The Ministry Of Utmost Happiness, also known as the edifice of Arundhati Roy’s second novel, is currently accepting no appointments. In keeping with its Soviet-style black-comedy name, information about the book has been less than forthcoming so far. Roy’s friends, photographers and interviewers have all told us that they know next to nothing about the book; her agent and publishers must maintain the dignified silence of contractual obligation.
In spite of this, a surprising amount of information about the book is out there. Here’s a rundown of everything we know about it so far.
It Has Nothing In Common With Her Last Novel: The last thing readers should expect is “The God Of Small Things II,” Roy told Aishwarya Subramanyam in her cover-story interview for Elle in July last year. The terrain has certainly shifted (on which more later).
It Has Pictures: At least one, this radiant author portrait – almost certainly taken at her home in Jor Bagh, Delhi – by journalist and photographer Mayank Austen Soofi, who’s also the owner of a photo-blog of people reading The God Of Small Things. These and other tantalising details are drip-fed to us from the account of Simon Prosser, director of Hamish Hamilton, who specializes in casual tweets about the book’s editorial status (it went to copy in November) and “interior design” (“coming along nicely”).
It Shares An Editor With Swing Time: Prosser was responsible for bringing Zadie Smith to Hamish Hamilton, which published Swing Time last November; he’s also the editor who “discovered” Hari Kunzru and hand-holds Jonathan Safran Foer.
She’s Never Going To Talk About It At JLF: So if you were planning to catch seats at a front lawn discussion next year, brace yourself. Roy became the very sexy elephant in the room at a debate about freedom of speech at Jaipur last year, and writers like Pankaj Mishra – once a young editor who discovered the manuscript of The God Of Small Things – lambasted the festival and its sponsors, Zee Media, for its role in chilling her (and our) free speech.
It’ll Have To Beat Thomas Cromwell For A Booker: If Roy is nominated again, she’ll be up against Hilary Mantel, whose Thomas Cromwell trilogy – currently at two-for-two in the Bookers – will be completed this year with The Mirror And The Light. Other contenders will probably include Colm Toibin’s retelling of the Oresteia, Kamila Shamsie’s retelling of Antigone, George Saunders’ first novel, and maybe even Michael Chabon’s Nazi-rockets extravaganza, Moonglow. (And Zadie.)

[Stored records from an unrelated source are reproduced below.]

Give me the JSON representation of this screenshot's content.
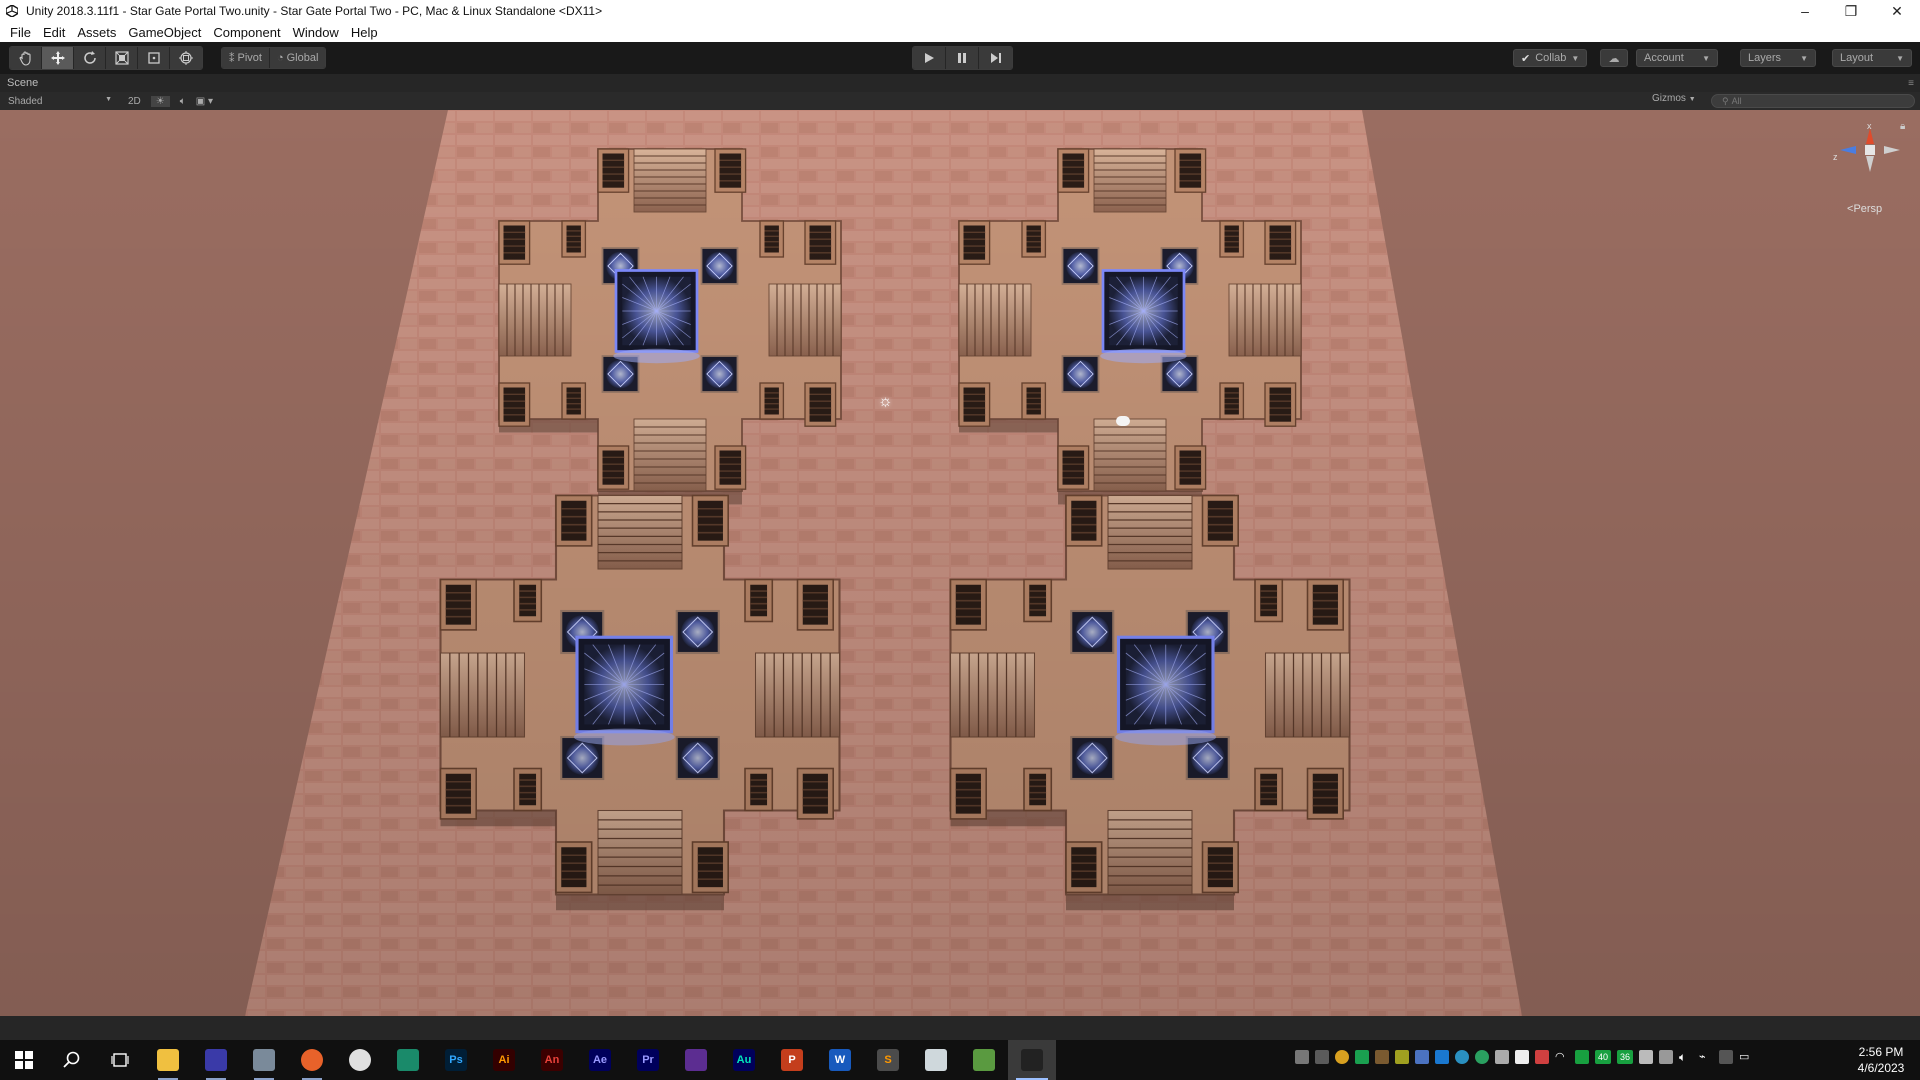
{
  "window": {
    "title": "Unity 2018.3.11f1 - Star Gate Portal Two.unity - Star Gate Portal Two - PC, Mac & Linux Standalone <DX11>",
    "controls": [
      "–",
      "❐",
      "✕"
    ]
  },
  "menu": [
    "File",
    "Edit",
    "Assets",
    "GameObject",
    "Component",
    "Window",
    "Help"
  ],
  "toolbar": {
    "tools": [
      "hand-tool",
      "move-tool",
      "rotate-tool",
      "scale-tool",
      "rect-tool",
      "transform-tool"
    ],
    "pivot_label": "Pivot",
    "global_label": "Global",
    "collab_label": "Collab",
    "account_label": "Account",
    "layers_label": "Layers",
    "layout_label": "Layout"
  },
  "scene": {
    "tab_label": "Scene",
    "shading_mode": "Shaded",
    "mode_2d": "2D",
    "gizmos_label": "Gizmos",
    "search_placeholder": "All",
    "projection_label": "Persp",
    "axis_labels": {
      "x": "x",
      "z": "z"
    }
  },
  "taskbar": {
    "apps": [
      {
        "name": "file-explorer",
        "label": "",
        "color": "#f0c040",
        "fg": "#000"
      },
      {
        "name": "unity-hub",
        "label": "",
        "color": "#3a3aa8",
        "fg": "#fff"
      },
      {
        "name": "unknown-app",
        "label": "",
        "color": "#7a8a9a",
        "fg": "#fff"
      },
      {
        "name": "firefox",
        "label": "",
        "color": "#e8622a",
        "fg": "#fff"
      },
      {
        "name": "chrome",
        "label": "",
        "color": "#e0e0e0",
        "fg": "#000"
      },
      {
        "name": "dreamweaver-like",
        "label": "",
        "color": "#1a8a6a",
        "fg": "#fff"
      },
      {
        "name": "photoshop",
        "label": "Ps",
        "color": "#001e36",
        "fg": "#31a8ff"
      },
      {
        "name": "illustrator",
        "label": "Ai",
        "color": "#330000",
        "fg": "#ff9a00"
      },
      {
        "name": "animate",
        "label": "An",
        "color": "#3b0000",
        "fg": "#e8423a"
      },
      {
        "name": "after-effects",
        "label": "Ae",
        "color": "#00005b",
        "fg": "#9999ff"
      },
      {
        "name": "premiere",
        "label": "Pr",
        "color": "#00005b",
        "fg": "#9999ff"
      },
      {
        "name": "visual-studio",
        "label": "",
        "color": "#5c2d91",
        "fg": "#fff"
      },
      {
        "name": "audition",
        "label": "Au",
        "color": "#00005b",
        "fg": "#00e4bb"
      },
      {
        "name": "powerpoint",
        "label": "P",
        "color": "#c43e1c",
        "fg": "#fff"
      },
      {
        "name": "word",
        "label": "W",
        "color": "#185abd",
        "fg": "#fff"
      },
      {
        "name": "sublime-text",
        "label": "S",
        "color": "#4b4b4b",
        "fg": "#ff9800"
      },
      {
        "name": "notepad",
        "label": "",
        "color": "#cfd8dc",
        "fg": "#000"
      },
      {
        "name": "snip-tool",
        "label": "",
        "color": "#5a9a40",
        "fg": "#fff"
      },
      {
        "name": "unity-editor",
        "label": "",
        "color": "#222",
        "fg": "#fff"
      }
    ],
    "tray_badges": [
      "40",
      "36"
    ],
    "time": "2:56 PM",
    "date": "4/6/2023"
  }
}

It Has John Berger’s Blessing: The late and much-lamented writer-critic was a dear friend of Roy’s – a Berger quote is the epigraph of The God Of Small Things – and told her way back in 2011 to “go back to Delhi” and “finish working on the book.” She did – just before an anonymous note inviting her to visit Maoists in the jungles of central India was slid under her door.

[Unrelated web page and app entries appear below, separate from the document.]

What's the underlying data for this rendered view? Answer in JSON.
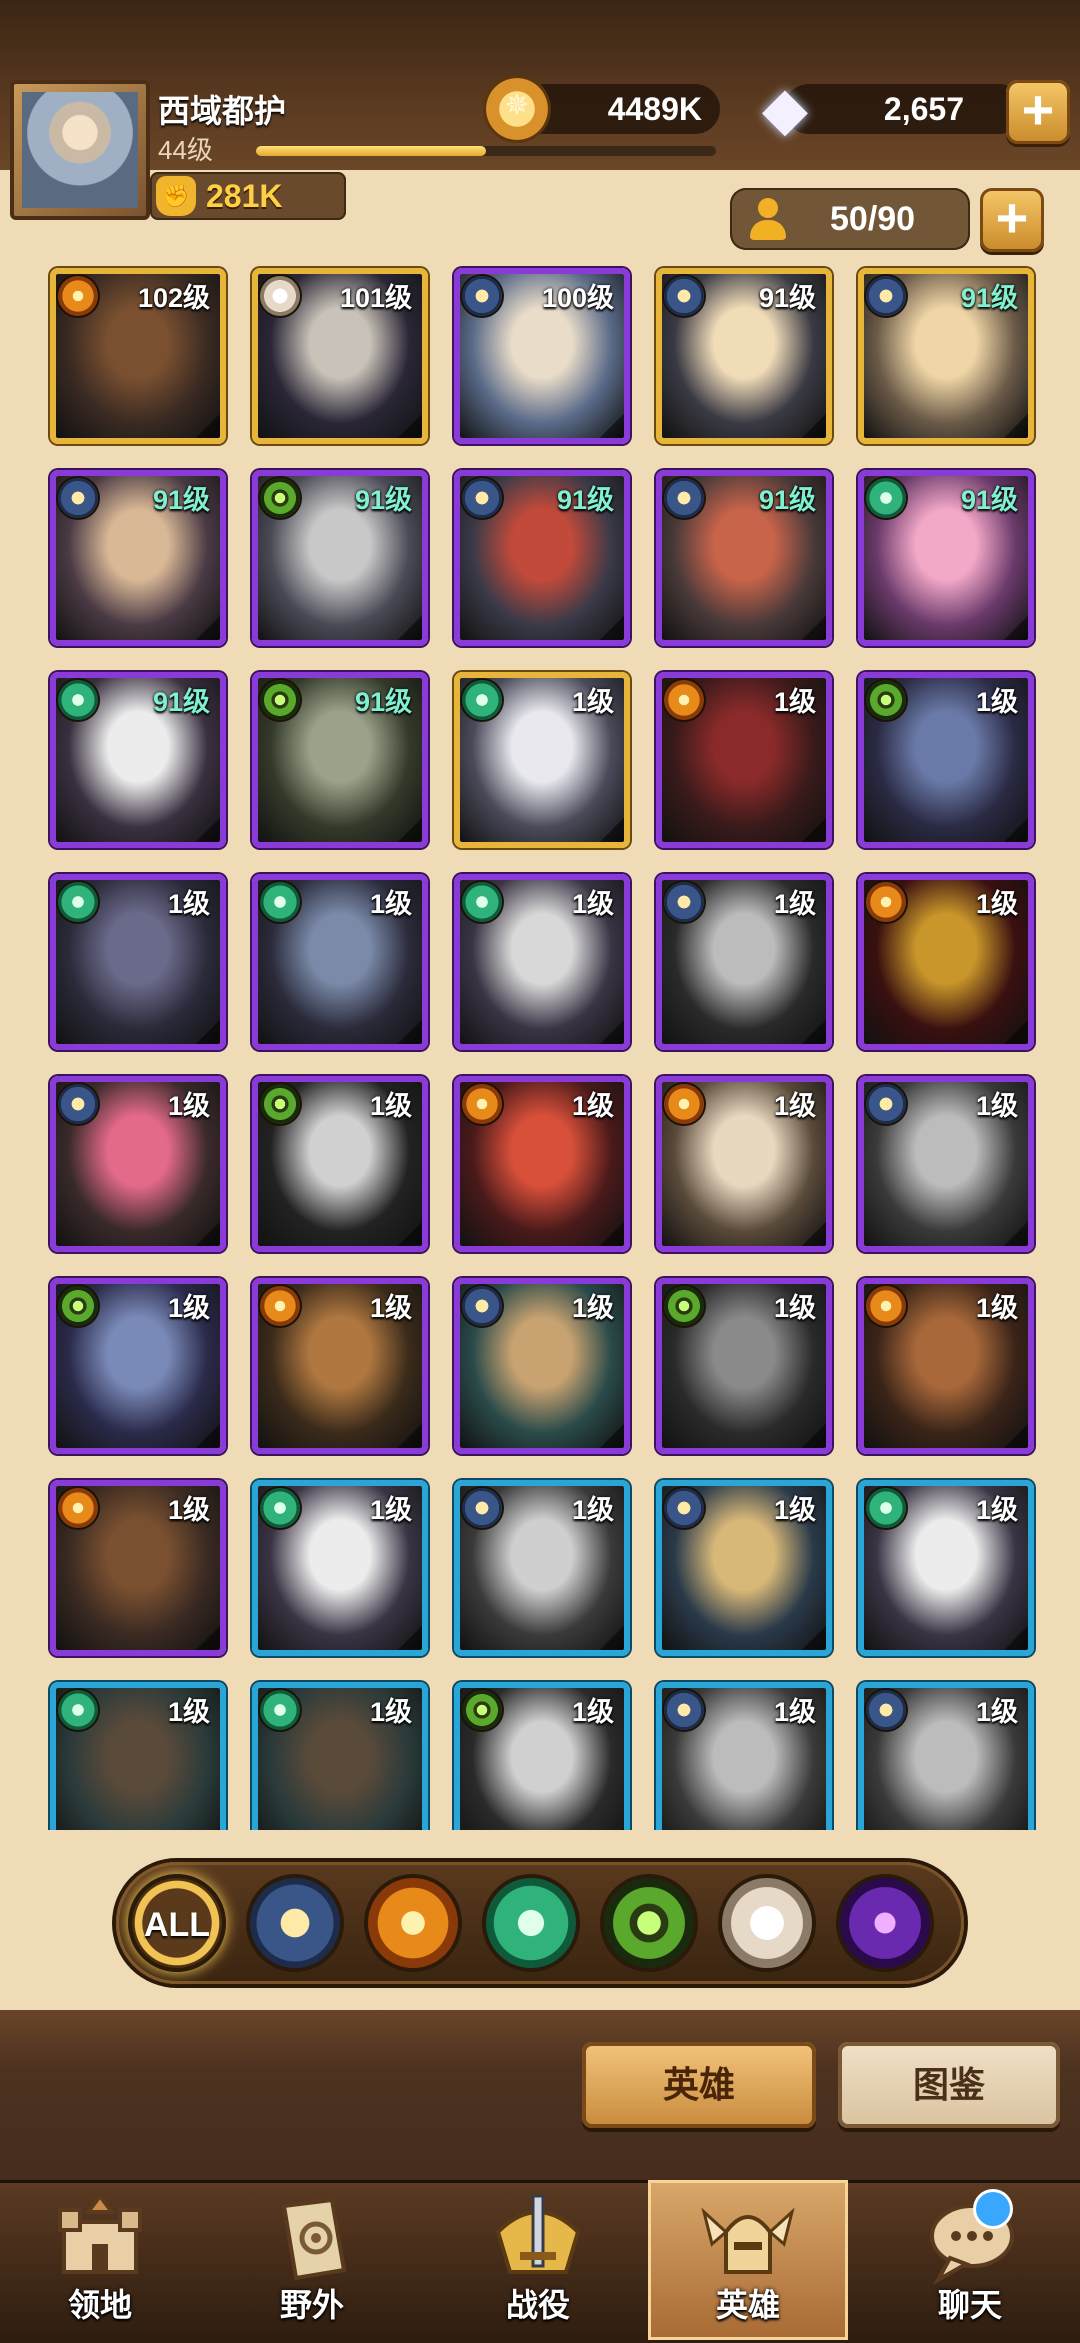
{
  "player": {
    "name": "西域都护",
    "level": "44级",
    "xp_progress": 0.5,
    "power": "281K"
  },
  "resources": {
    "gold": "4489K",
    "diamonds": "2,657"
  },
  "roster": {
    "count": "50/90"
  },
  "heroes": [
    {
      "level": "102级",
      "faction": "mauler",
      "rarity": "gold",
      "teal": false
    },
    {
      "level": "101级",
      "faction": "celestial",
      "rarity": "gold",
      "teal": false
    },
    {
      "level": "100级",
      "faction": "lightbearer",
      "rarity": "purple",
      "teal": false
    },
    {
      "level": "91级",
      "faction": "lightbearer",
      "rarity": "gold",
      "teal": false
    },
    {
      "level": "91级",
      "faction": "lightbearer",
      "rarity": "gold",
      "teal": true
    },
    {
      "level": "91级",
      "faction": "lightbearer",
      "rarity": "purple",
      "teal": true
    },
    {
      "level": "91级",
      "faction": "graveborn",
      "rarity": "purple",
      "teal": true
    },
    {
      "level": "91级",
      "faction": "lightbearer",
      "rarity": "purple",
      "teal": true
    },
    {
      "level": "91级",
      "faction": "lightbearer",
      "rarity": "purple",
      "teal": true
    },
    {
      "level": "91级",
      "faction": "wilder",
      "rarity": "purple",
      "teal": true
    },
    {
      "level": "91级",
      "faction": "wilder",
      "rarity": "purple",
      "teal": true
    },
    {
      "level": "91级",
      "faction": "graveborn",
      "rarity": "purple",
      "teal": true
    },
    {
      "level": "1级",
      "faction": "wilder",
      "rarity": "gold",
      "teal": false
    },
    {
      "level": "1级",
      "faction": "mauler",
      "rarity": "purple",
      "teal": false
    },
    {
      "level": "1级",
      "faction": "graveborn",
      "rarity": "purple",
      "teal": false
    },
    {
      "level": "1级",
      "faction": "wilder",
      "rarity": "purple",
      "teal": false
    },
    {
      "level": "1级",
      "faction": "wilder",
      "rarity": "purple",
      "teal": false
    },
    {
      "level": "1级",
      "faction": "wilder",
      "rarity": "purple",
      "teal": false
    },
    {
      "level": "1级",
      "faction": "lightbearer",
      "rarity": "purple",
      "teal": false
    },
    {
      "level": "1级",
      "faction": "mauler",
      "rarity": "purple",
      "teal": false
    },
    {
      "level": "1级",
      "faction": "lightbearer",
      "rarity": "purple",
      "teal": false
    },
    {
      "level": "1级",
      "faction": "graveborn",
      "rarity": "purple",
      "teal": false
    },
    {
      "level": "1级",
      "faction": "mauler",
      "rarity": "purple",
      "teal": false
    },
    {
      "level": "1级",
      "faction": "mauler",
      "rarity": "purple",
      "teal": false
    },
    {
      "level": "1级",
      "faction": "lightbearer",
      "rarity": "purple",
      "teal": false
    },
    {
      "level": "1级",
      "faction": "graveborn",
      "rarity": "purple",
      "teal": false
    },
    {
      "level": "1级",
      "faction": "mauler",
      "rarity": "purple",
      "teal": false
    },
    {
      "level": "1级",
      "faction": "lightbearer",
      "rarity": "purple",
      "teal": false
    },
    {
      "level": "1级",
      "faction": "graveborn",
      "rarity": "purple",
      "teal": false
    },
    {
      "level": "1级",
      "faction": "mauler",
      "rarity": "purple",
      "teal": false
    },
    {
      "level": "1级",
      "faction": "mauler",
      "rarity": "purple",
      "teal": false
    },
    {
      "level": "1级",
      "faction": "wilder",
      "rarity": "blue",
      "teal": false
    },
    {
      "level": "1级",
      "faction": "lightbearer",
      "rarity": "blue",
      "teal": false
    },
    {
      "level": "1级",
      "faction": "lightbearer",
      "rarity": "blue",
      "teal": false
    },
    {
      "level": "1级",
      "faction": "wilder",
      "rarity": "blue",
      "teal": false
    },
    {
      "level": "1级",
      "faction": "wilder",
      "rarity": "blue",
      "teal": false
    },
    {
      "level": "1级",
      "faction": "wilder",
      "rarity": "blue",
      "teal": false
    },
    {
      "level": "1级",
      "faction": "graveborn",
      "rarity": "blue",
      "teal": false
    },
    {
      "level": "1级",
      "faction": "lightbearer",
      "rarity": "blue",
      "teal": false
    },
    {
      "level": "1级",
      "faction": "lightbearer",
      "rarity": "blue",
      "teal": false
    }
  ],
  "filters": {
    "all_label": "ALL"
  },
  "tabs": {
    "heroes": "英雄",
    "atlas": "图鉴"
  },
  "nav": {
    "territory": "领地",
    "outside": "野外",
    "campaign": "战役",
    "heroes": "英雄",
    "chat": "聊天"
  }
}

The Numbers Are In: It’s either 320- or 416-pages long; will cost you Rs 621 to pre-order on Kindle right now; and has 3.7 stars on GoodReads, quite an accomplishment considering no one rating it has actually read it yet.
It Might Be Set In Kashmir: Roy’s publishers Hamish Hamilton, an imprint of Penguin Random House, are willing to admit that the story features a city graveyard in which “a resident unrolls a threadbare Persian carpet between two graves.” There’s a snowy valley in which “a father writes to his five year-old daughter about the number of people that attended her funeral.” And there’s a “Jannat Guest House,” in which “two people who’ve known each other all their lives sleep with their arms wrapped around one another as though they’ve only just met.” (How do we know this? We checked Amazon, which surprisingly few people seem to have done so far).
There are also owls and geckoes, a baby who appears “quite suddenly” on a concrete sidewalk, and “a glorious cast of unforgettable characters,” that all its readers so far seem to be pretty taken with. Roy’s publishers said in a statement that the characters are “brought to life with generosity and empathy, in language of the utmost freshness.” (Is that requisitioned from a Ministry Of Utmost Freshness?)
It’s Out In 5 ½ Months: Its publication date is June 1, 2017, “on the 20-year anniversary of The God Of Small Things.”
You Probably Won’t Hear Anything More About It Before Then: Expect news and reviews of this book to be embargoed right up to the weekend of its release: Indian publishers keep the lid on blockbuster releases – and especially ones with simultaneous publication dates abroad – until the day they hit bookstores. If Meru Gokhale returns your calls for an advance copy, please remember to share with the rest of us.
Happy weekend, and look out for our live coverage of JLF.
Wake up to daily updates on what to eat/shop/do in your city